15 Things Successful Professionals Do: Part 1 of 3

Ilya Pozin wrote a great post on LinkedIn titled, “15 Things Successful People Do.”  Here is the Career-ology version of Pozin’s list with a focus on your career and professional success.

1) Fail – At some point in your career, you will encounter failure—your position is downsized, you get overlooked for a promotion or bonus, you choose a job that isn’t the right fit.  You cannot have success without failure. Stop.  Assess. Adjust. Keep moving forward.

When I was young, I observed that nine out of ten things I did were failures.  So I did ten times more work.  ~George Bernard Shaw, Playwright

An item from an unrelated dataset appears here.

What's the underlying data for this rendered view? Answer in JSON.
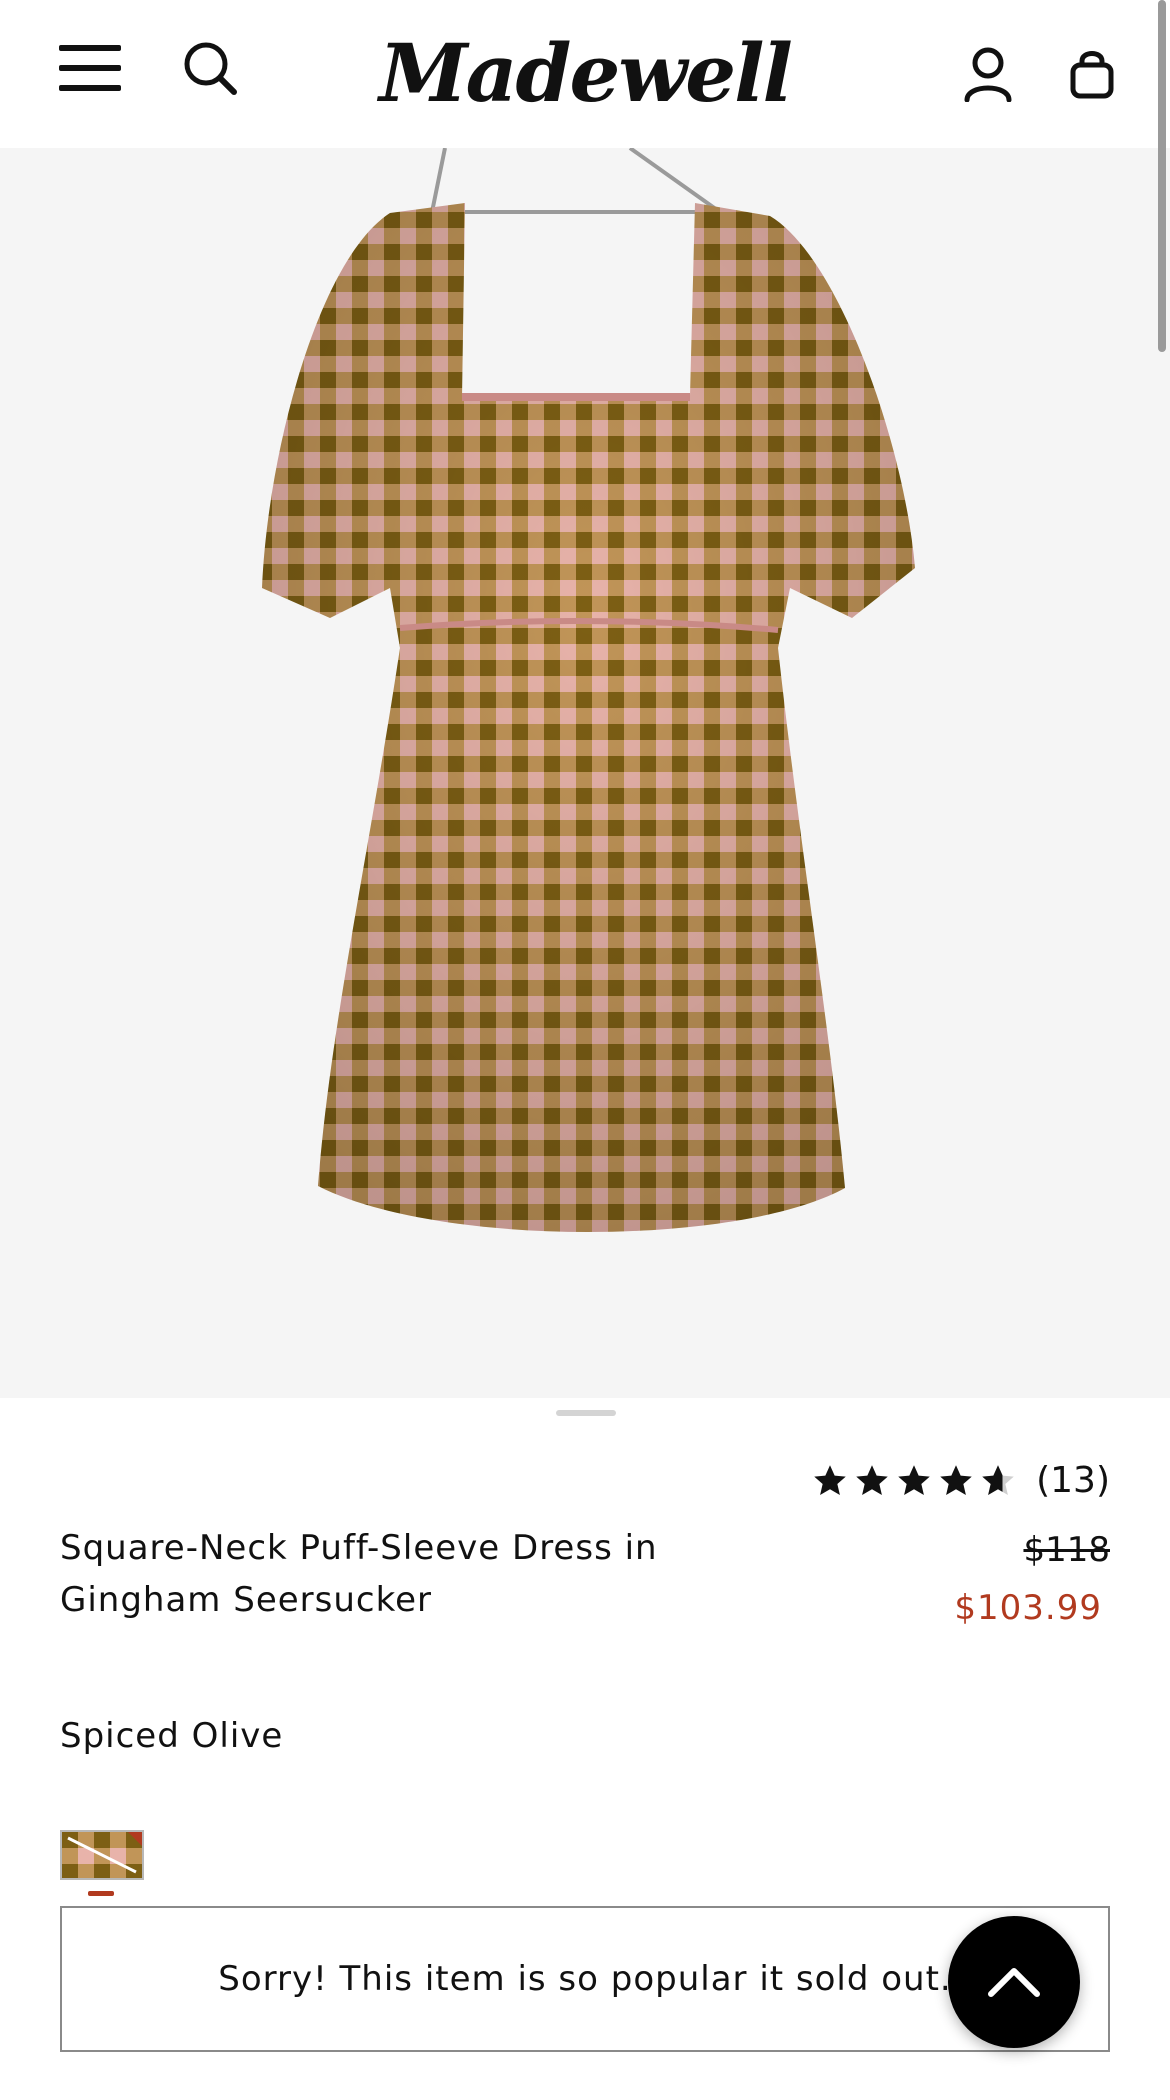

2) Set Goals – You must identify and develop the critical career skills with the same discipline of your formal college curriculum.  As a professional, you are responsible for establishing and working towards your goals.

People with clear, written goals, accomplish far more in a shorter period of time than people without them could ever imagine. ~Brian Tracy, Author

3) Don’t rely on luck – Luck is only one small part of the professional success equation.  Without mastering the right skills, you cannot rely on luck alone.

I am a great believer in luck.  The harder I work, the more of it I seem to have. ~Coleman Cox, Author (interesting note: Thomas Jefferson is often incorrectly cited as the source of this quote)

4) Track progress – Like setting specific goals, tracking your progress against your career goals is important.  Make adjustments when required, but stay focused on your progress.

Without continual growth and progress, such words as improvement, achievement, and success have no meaning. ~Benjamin Franklin

5) Act – This is your career.  Take responsibility and take action.

If you’re trying to achieve, there will be roadblocks. I’ve had them; everybody has had them. But obstacles don’t have to stop you. If you run into a wall, don’t turn around and give up. Figure out how to climb it, go through it, or work around it. ~Michael Jordan, Professional Athlete

Stay tuned for “15 Things Successful Professionals Do: Part 2 of 3” next week.

 

The Problem With Your Elevator Pitch–And How To Fix It

To be fully prepared for a networking event, you need to have your elevator pitch.  Much has been written about crafting this short 20-30 second introduction about yourself and your business, company or services.  Much of what has been written is not good advice.

My advice to craft your elevator pitch (also referred to as your “30-second pitch”) is to provide at least one interesting hook which prompts the listener to ask another question about what you do.  Alternatively, it should provide enough color that it is memorable while also easily conveying what it is that you actually do.

Deborah Greyson Riegel offers some very sound, practical advice in her Fast Company article.  Here are the highlights:

  • Don’t speak the way you write.
  • Utilize common vernacular (aka, use the simplest language possible).
  • Turn your pitch into a question.
  • Practice saying your pitch out loud, with feedback.
  • Be willing to forgo your pitch entirely.

Read the full article.

Deborah Grayson Riegel is a communication and behavior expert, and is the president of Elevated Training Inc. and MyJewishCoach.com. She is the author of “Oy Vey! Isn’t a Strategy: 25 Solutions for Personal and Professional Success.”

Business Schools Put More Emphasis on Writing. . . Should You?

The Wall Street Journal ran an article about the shift in business schools to emphasize business writing.  Career-ology couldn’t agree more!  Thank you WSJ.  Email and text messaging is chipping away at of the the pillars of human communication– writing.  The article includes Read more

In-person conversations need to happen

Last week, while discussing an earlier blog post, Downsides of Digital Conflict Resolution, with a young professional, I used the following example which really seemed to bring Tjan’s point to life and wanted to share it here.

Imagine sitting in the same room with a good friend.  You and your friend sit  back-to-back and you may only communicate by passing written notes back and forth. No verbal communication or sounds are allowed and of course, you cannot see each others face.

Think of how much communication would be missing from that interaction.  That is what happens during an email exchange.